Friday feast: Another young captain crowned, and the future of the Wings
After several years of uninspired hockey and rosters chock full with transient players, I think Brown's captaincy is a turning point of sorts for the rebuilding franchise. It represents some form of stability for a team that's had more makeovers than some of their Hollywood residents.
"To me, it signifies having the young guys take leadership of the team, taking ownership of the team and making it our team," Brown told me yesterday from Los Angeles. "It really hasn't been the case here in L.A. for a while. It's been an older team. I think this is about passing it off to Kopitar, Frolov and myself, and a bunch of other guys like Sully and Jack. They want us to make this team our own and run with it.
"You look at what they did in Pittsburgh, they kind of did the same thing. It's Crosby's team and he's a young guy. When you have something to build on like that, it's always a positive."
This is promising to be another long season for the Kings, but at least there are promising signs, building blocks.

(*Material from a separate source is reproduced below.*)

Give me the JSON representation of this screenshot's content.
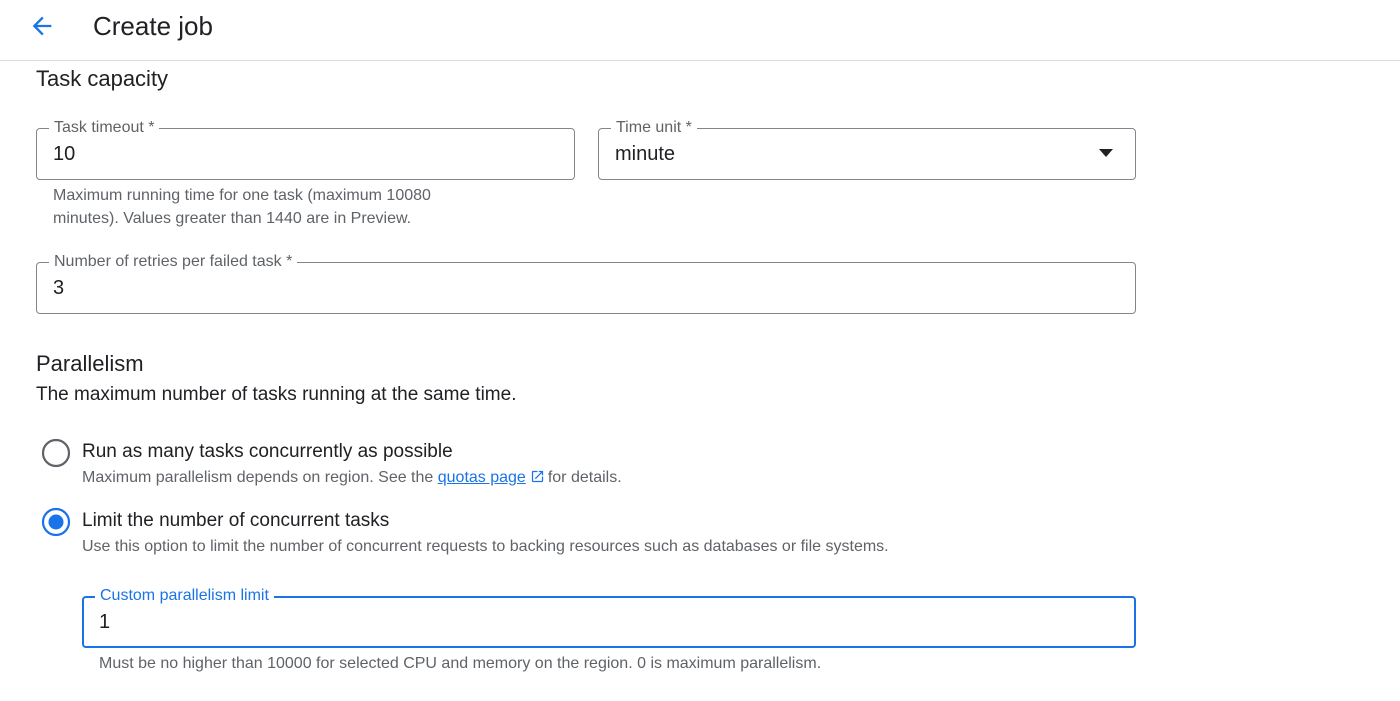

"We obviously want to get there as quick as possible," said Brown. "I know it's a process. I've been here for 5-6 years. Last season to a degree, but especially this season, it's the first time I've come back to a team where we had the same core of players. My first 3-4 years, we had different core players every year and it was hard to build on.
"Coming in this year, we've had probably five guys or so that have been here and are core guys for more than a year. It's easier to come back to that situation. We've established that core and it's going to be here for a while. It's exciting for everybody."
As I wrote Wednesday, when Craig Rivet was named captain of the Sabres, I'm more comfortable, personally, when a veteran gets the "C." But there are special young players out there who can handle it, like Crosby and Philly's Mike Richards.
Brown, 23, the youngest captain in Kings history, says he's picked up enough from other veterans and feels up to the task.
"I sat next to Scott Thornton the last couple of years in the locker room and, obviously, he's a guy that's been around the league for a while and been a leader on a lot of teams," said Brown, a lock to make the 2010 U.S. Olympic team. "I learned a lot from him. I played with Luc [Robitaille] and [Mattias] Norstrom and Blakey [Rob Blake] -- so you pick up little things from them. It's a big responsibility, but the neat thing about it is that, with the team we have here, we have five or six other guys who are capable of leading this team. Whether they're wearing letters or not, they're going to be leaders, as well."
The future of the Wings
This edition of the Red Wings won't be back with this current roster next season; there are too many guys who will need raises next season and not all of them will fit under the salary cap.
"This was the year we were able to win the Cup and then add a superstar player [Marian Hossa]," said Wings GM Ken Holland. "No matter what happens this season, we're losing players. Hossa's unrestricted, so are Zetterberg, Franzen, Samuelsson, Kopecky and Hudler is restricted and will be looking for a raise. So, we're going to have to identify two or three of those guys and we're probably going to lose a couple. We have no choice. So, it's probably a one-year window of opportunity to put this type of team together on paper. Now let's see what happens on the ice this season."
Henrik Zetterberg is the No. 1 priority.
"Without a doubt," said Holland. "I haven't really started. We've talked philosophically. He wants to be here and we want him here, so now, at some point in time, we have to get at it."
I think this will be pretty simple -- the Wings are going to have to choose between Hossa and Franzen; they won't be able to keep both.
Leafs watch ... and learn
An interesting sight I wanted to pass on from Thursday night's season opener in Detroit. The Toronto Maple Leafs players were all sitting on the bench, watching the Red Wings Cup banner-raising ceremony. Usually visiting teams stay inside their dressing room during these kinds of pregame ceremonies, but Leafs coach Ron Wilson wanted his young team to soak it in.
"Last year [with San Jose], I made the guys go on the bench and watch as the Hawks honored Bobby Hull and Stan Mikita," Wilson said after his team's 3-2 win over the Wings. "We won the game and everybody said it was fun to see these people up close and to see the way the crowd was. And tonight, I thought it was just as important to see what a winning team gets to experience when they pay attention and you become a team over a number of years."